“It really comes down to selecting a supplier that delivers the total package, regardless of suspension type,” he says. “While lightweight, low maintenance and smooth ride are the buzz words most often heard today, you’ll also want to put a system under your trailer that will give you years and years of excellent service. That’s always been our objective, and one that the industry is beginning to recognize on a growing basis.”
All about ride
The Holland Group offers a new portfolio of both air-ride and mechanical suspensions as a result of evolving products and technologies from the former Neway, Binkley and Holland Hitch organizations. According to Ken Griswold, product manger for Holland’s Trailer Suspension System’s Product Management Team (PMT), Holland’s acquisition of Neway Anchorlok International in 1999 presented a historical opportunity to rationalize a combined air and mechanical product portfolio that exceeded more than 50 fragmented suspension brands. The rationalization program augmented with an influx of Holland technology resulted in a new suspension offering comprised of 16 brands.
“Holland’s newest air ride system for the North American Van Market, the CB4000, is one result of Holland’s rationalization efforts,” Griswold says. “The slider box used in the system has roots to the Binkley side of the business. Binkley was known for producing lightweight durable sliders through the utilization of high-alloy steel. SwingAlign is a new patent pending axle alignment feature that utilizes that same acme screw technology that is found in Holland’s landing gears. SwingAlign is the industry’s first axle alignment feature that does not require any disassembly, special tools or replacement parts. The CB4000’s pivot bushing is another new patent pending design which introduced new stress reducing geometries that greatly increased the component life. The trailer team also teamed up with the casting experts from Holland’s fifth-wheel group to develop a new integral cast trailing-arm beam in lieu of a traditional fabrication that requires over 20 individual parts. Commer-cially available axles are used to complete the system offering. In short, the CB4000 is an incomparable product solution that simply saves fleets money through efficiencies and increased uptime,” Griswold says.
From a mechanical perspective, Holland offers the UltraLite2 suspension/slider package for those customers that prefer a mechanical solution to air ride. Holland’s QwikRelease pin pull mechanism, which was originally used on Binkley mechanicals, is now standard on all air and mechanical suspension/slider products.
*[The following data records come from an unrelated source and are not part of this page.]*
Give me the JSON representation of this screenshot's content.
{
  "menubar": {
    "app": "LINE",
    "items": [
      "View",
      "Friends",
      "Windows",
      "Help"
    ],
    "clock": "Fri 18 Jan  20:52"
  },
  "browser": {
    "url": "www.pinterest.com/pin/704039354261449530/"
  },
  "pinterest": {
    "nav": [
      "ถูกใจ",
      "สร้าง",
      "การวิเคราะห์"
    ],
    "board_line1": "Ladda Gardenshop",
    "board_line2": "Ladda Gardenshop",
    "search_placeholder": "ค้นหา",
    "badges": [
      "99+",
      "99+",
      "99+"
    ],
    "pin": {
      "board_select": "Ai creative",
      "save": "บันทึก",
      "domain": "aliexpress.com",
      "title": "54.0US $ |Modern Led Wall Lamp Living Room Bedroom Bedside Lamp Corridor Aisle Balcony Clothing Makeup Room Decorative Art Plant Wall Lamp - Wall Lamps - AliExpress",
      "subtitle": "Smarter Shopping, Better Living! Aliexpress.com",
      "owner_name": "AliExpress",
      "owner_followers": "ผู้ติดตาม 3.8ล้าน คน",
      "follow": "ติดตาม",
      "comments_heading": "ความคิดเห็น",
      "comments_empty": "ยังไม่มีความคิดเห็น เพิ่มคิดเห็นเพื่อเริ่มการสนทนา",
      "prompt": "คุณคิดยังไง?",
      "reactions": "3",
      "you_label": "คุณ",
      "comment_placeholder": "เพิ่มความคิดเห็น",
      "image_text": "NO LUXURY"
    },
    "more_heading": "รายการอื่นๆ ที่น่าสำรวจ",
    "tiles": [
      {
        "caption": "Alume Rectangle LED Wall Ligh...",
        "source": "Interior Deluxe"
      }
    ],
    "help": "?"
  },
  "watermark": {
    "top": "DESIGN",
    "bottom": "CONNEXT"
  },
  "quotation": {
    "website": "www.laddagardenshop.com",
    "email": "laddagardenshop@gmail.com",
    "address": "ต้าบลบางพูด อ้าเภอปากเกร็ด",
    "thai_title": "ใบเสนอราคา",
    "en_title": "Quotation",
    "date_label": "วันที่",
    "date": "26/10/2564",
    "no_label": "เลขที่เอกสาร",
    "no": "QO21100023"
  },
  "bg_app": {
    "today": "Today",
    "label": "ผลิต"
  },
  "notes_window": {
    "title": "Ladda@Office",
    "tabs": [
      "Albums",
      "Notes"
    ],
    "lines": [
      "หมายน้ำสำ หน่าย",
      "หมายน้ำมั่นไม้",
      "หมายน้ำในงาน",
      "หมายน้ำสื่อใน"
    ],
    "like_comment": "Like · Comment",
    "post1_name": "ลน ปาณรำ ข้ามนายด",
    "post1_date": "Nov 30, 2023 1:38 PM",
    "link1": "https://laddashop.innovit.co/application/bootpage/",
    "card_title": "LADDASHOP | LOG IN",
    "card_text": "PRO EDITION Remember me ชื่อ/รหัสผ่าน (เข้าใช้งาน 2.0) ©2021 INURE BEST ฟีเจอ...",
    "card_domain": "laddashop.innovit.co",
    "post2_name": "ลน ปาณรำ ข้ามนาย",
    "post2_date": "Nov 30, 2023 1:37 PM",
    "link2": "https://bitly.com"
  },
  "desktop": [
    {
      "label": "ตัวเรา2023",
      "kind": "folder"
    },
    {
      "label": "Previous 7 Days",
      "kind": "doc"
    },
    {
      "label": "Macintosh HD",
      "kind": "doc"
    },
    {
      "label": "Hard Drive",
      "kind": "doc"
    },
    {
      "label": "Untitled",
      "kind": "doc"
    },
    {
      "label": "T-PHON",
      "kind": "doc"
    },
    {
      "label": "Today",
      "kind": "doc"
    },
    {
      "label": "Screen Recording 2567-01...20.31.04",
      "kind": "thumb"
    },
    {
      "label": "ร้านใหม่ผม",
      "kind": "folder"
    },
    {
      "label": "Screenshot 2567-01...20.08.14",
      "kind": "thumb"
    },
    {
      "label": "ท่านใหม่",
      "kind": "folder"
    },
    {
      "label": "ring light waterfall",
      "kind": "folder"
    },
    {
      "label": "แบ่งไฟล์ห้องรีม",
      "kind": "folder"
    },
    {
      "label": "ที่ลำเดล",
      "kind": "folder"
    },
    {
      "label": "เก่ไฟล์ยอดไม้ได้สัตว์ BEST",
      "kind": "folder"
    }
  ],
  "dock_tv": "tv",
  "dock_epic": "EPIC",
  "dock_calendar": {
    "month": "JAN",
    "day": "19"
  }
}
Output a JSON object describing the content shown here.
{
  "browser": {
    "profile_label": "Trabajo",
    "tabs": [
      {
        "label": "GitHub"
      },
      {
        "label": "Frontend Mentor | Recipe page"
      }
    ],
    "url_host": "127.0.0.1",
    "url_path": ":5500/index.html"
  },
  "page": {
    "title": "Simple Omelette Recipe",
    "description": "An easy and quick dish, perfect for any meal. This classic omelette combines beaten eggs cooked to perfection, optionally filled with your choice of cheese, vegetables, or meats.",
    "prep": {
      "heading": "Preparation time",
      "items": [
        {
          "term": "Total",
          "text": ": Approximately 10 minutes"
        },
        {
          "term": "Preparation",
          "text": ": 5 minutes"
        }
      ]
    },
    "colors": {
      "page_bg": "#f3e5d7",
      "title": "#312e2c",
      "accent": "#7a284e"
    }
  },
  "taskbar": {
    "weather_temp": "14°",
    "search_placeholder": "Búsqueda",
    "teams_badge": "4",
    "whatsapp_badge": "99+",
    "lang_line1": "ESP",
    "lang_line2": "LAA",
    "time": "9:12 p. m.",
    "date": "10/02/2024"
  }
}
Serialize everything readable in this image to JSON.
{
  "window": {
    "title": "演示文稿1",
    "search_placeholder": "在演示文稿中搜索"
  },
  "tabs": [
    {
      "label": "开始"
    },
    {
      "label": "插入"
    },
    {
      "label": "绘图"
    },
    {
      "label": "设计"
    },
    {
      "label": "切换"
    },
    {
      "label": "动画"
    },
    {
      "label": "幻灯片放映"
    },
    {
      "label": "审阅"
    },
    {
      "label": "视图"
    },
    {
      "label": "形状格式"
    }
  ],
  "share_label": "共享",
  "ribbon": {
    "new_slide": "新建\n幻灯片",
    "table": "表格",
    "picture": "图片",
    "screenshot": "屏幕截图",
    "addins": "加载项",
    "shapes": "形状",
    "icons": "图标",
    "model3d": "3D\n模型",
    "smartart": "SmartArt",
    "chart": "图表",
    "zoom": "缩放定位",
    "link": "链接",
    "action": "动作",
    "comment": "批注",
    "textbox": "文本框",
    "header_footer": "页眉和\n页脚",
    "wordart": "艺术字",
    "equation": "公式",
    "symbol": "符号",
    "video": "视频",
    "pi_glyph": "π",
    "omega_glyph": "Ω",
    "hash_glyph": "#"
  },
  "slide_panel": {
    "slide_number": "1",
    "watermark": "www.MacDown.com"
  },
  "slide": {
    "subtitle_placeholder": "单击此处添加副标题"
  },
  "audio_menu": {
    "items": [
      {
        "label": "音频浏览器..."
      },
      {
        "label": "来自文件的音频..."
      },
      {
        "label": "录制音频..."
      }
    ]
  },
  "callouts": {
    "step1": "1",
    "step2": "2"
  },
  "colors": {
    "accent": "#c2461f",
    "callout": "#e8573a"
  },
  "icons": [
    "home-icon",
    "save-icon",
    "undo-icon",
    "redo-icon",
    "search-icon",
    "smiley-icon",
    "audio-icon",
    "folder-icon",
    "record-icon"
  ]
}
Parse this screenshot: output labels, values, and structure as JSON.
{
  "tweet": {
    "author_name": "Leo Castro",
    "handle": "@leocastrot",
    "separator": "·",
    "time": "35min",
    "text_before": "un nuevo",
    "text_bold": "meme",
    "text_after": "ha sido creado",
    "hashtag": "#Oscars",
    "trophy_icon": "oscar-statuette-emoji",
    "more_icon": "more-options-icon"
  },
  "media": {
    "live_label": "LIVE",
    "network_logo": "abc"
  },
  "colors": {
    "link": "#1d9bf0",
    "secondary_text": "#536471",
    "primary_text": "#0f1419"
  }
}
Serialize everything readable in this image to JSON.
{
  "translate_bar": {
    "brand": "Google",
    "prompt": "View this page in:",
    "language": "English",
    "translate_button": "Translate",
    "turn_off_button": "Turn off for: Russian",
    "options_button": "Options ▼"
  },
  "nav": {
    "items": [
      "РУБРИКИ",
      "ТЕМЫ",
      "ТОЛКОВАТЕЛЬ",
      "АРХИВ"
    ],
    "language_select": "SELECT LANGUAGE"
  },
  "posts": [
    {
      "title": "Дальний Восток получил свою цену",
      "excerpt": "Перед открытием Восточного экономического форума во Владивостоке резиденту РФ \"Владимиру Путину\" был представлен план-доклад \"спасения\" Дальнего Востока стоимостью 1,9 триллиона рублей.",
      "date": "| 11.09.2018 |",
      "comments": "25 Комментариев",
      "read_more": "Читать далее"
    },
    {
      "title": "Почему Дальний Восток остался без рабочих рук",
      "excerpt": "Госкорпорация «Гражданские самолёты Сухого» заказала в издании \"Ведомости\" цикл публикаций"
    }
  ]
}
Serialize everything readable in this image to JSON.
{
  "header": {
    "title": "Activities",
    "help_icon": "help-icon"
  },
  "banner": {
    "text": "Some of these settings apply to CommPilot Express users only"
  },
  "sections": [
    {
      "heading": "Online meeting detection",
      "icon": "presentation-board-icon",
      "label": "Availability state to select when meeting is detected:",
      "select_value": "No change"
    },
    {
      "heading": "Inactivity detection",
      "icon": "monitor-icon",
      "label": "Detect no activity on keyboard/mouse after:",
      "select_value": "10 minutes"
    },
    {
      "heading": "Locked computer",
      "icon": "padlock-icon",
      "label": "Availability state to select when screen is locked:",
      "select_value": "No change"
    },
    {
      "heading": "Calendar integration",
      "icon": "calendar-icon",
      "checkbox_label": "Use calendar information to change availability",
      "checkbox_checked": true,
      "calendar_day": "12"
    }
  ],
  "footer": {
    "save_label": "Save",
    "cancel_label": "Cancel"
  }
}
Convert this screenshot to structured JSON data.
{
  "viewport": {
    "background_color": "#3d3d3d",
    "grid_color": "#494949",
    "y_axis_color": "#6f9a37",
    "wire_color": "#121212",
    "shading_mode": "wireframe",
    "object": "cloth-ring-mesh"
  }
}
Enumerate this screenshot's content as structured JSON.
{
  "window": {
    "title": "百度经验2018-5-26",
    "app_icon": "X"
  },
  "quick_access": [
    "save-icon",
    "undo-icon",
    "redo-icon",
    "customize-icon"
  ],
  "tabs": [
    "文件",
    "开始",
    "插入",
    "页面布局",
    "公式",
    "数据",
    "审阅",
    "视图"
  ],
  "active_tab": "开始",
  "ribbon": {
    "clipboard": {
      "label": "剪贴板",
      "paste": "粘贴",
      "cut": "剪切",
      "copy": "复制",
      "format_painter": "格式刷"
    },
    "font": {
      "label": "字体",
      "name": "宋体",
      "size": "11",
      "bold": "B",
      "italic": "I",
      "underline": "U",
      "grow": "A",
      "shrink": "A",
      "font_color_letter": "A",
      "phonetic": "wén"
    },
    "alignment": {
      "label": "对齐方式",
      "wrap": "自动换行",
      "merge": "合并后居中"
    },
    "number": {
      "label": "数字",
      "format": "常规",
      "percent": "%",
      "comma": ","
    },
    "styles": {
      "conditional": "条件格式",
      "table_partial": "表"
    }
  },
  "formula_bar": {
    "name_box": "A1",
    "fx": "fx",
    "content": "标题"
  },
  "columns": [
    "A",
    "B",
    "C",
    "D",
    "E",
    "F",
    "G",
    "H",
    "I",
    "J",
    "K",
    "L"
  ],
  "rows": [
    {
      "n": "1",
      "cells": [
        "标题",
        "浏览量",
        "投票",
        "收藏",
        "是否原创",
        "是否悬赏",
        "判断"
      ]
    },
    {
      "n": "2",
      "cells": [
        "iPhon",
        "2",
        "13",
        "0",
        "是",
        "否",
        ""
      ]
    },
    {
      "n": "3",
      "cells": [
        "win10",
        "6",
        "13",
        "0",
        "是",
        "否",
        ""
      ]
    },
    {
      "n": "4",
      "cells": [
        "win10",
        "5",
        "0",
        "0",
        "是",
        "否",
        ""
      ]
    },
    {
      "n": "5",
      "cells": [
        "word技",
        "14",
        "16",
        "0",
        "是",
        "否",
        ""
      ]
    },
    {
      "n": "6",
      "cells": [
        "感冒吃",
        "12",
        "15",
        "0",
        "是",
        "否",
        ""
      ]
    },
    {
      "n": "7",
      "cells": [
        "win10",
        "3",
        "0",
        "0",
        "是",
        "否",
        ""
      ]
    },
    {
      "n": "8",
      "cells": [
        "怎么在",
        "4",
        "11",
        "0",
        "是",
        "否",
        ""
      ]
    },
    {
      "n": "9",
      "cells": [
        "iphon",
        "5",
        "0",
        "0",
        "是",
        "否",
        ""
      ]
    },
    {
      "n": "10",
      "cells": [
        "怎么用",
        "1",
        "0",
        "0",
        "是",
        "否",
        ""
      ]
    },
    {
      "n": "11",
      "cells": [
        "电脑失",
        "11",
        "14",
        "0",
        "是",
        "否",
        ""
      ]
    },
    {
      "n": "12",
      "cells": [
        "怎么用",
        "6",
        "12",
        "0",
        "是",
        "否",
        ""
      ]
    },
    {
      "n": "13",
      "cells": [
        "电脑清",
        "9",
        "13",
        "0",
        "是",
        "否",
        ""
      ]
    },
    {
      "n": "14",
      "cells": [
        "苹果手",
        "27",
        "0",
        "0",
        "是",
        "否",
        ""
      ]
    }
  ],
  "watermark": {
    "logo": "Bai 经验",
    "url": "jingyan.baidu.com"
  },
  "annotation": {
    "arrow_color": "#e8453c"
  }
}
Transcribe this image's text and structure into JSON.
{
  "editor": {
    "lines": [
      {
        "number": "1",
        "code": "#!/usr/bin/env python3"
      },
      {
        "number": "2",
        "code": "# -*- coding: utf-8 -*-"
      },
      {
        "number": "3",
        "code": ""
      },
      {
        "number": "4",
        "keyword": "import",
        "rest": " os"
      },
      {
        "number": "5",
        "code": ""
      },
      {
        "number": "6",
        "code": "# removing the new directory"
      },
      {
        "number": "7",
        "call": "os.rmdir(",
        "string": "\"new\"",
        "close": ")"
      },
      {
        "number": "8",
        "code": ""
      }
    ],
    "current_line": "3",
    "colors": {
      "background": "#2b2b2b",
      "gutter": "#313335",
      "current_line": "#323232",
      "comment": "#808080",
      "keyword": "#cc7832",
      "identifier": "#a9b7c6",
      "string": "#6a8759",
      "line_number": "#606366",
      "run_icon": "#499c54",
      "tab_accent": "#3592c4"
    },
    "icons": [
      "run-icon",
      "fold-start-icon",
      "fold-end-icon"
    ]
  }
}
Standardization of components between air and mechanical systems optimizes operations and reduces cost along the whole distribution chain.
Holland’s trailer suspension portfolio is supported on The Holland Group’s new Web site, which provides an extensive amount of information including contact list for Holland’s worldwide sales and service network, sales literature and comprehensive technical service materials for all of its products. Genuine Holland Aftermarket service parts and distribution network also is supported through Holland’s Web site as well as multimedia material, Griswold says.
“Holland provides customers with suspension solutions based on their application and financial parameters,” Griswold says. “Some fleets demand air for its load/trailer protection characteristic and resale value. On the other hand, mechanical suspensions perform well at their design rating and financials improve if resale is not a major factor.”
Fleets that want the most for their suspension dollar need to consider upfront cost without losing site of costs related to performance and maintenance. Talk with your supplier about the many product options they offer and give them details on your trailer applications. With all the new products, and systems along with practical ways to specify mechanical systems for specific applications there are greater opportunities for finding the best suspension system for your fleet.